With food contamination involving pesticide residues being a major concern to consumers, a special way of growing carambola in Taiwan makes them especially appealing to health conscious consumers, said veteran farmer Chen Chia-hsin, who in 2000 introduced net house cultivation to his orchard. Chen, who has more 20 years of experience in the business, won a Taiwanese national award for outstanding farming skills the same year.
Chen says that net house farming reduces pesticide usage by more than 50 percent. Carambolas are covered by paper bags in their early stage of growth and stay protected from insects and other pests until they are harvested. The controlled environment also allows the fruit to be harvested year-round, whereas in the past it could only grow in fall and winter. This passes the traceability and certification systems initiated by the Taiwanese Council of Agriculture that is instrumental in ensuring product quality and safety.
Taiwanese carambola exports have remained stable over the years, exceeding 2,500 tons. Hong Kong and mainland China make up the majority of Taiwan’s outgoing shipments, followed by North America.
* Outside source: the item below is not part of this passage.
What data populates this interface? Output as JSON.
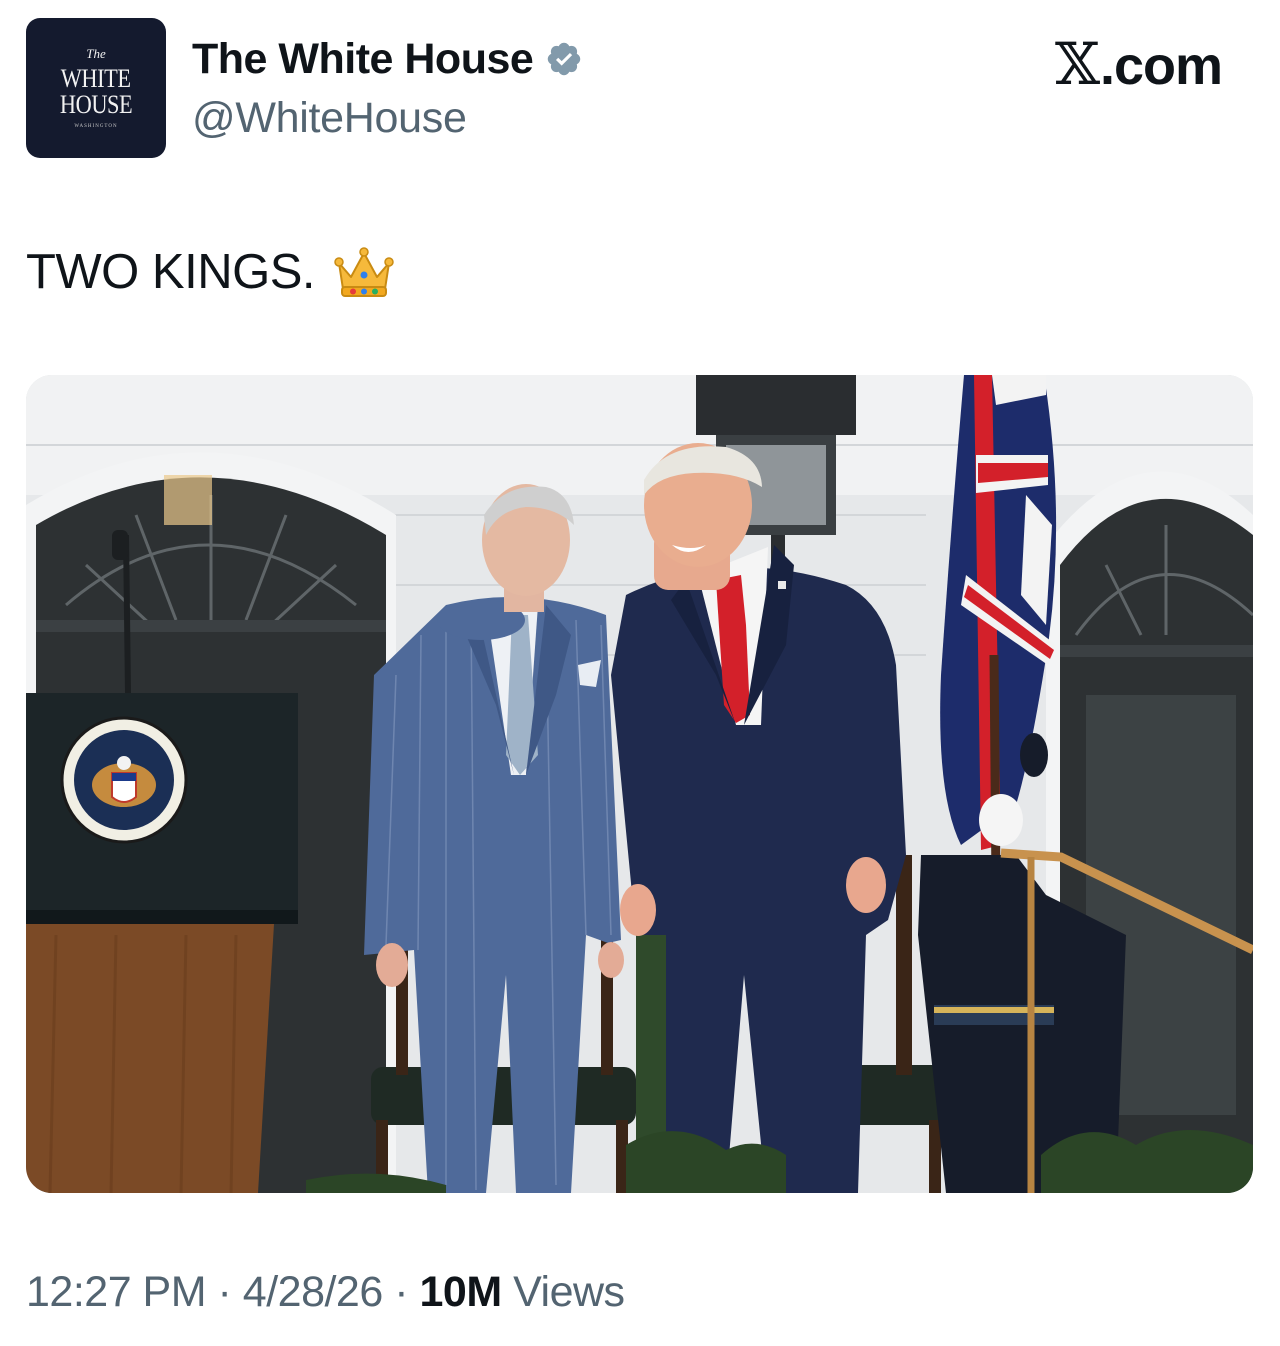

The European Union is also a potential market, but is mainly dominated by Malaysian carambolas that are used for plate decoration.
This article is an abridged version of “Taiwan’s struggling star fruit sector stages comeback” by Meg Chang, published in Taiwan Today.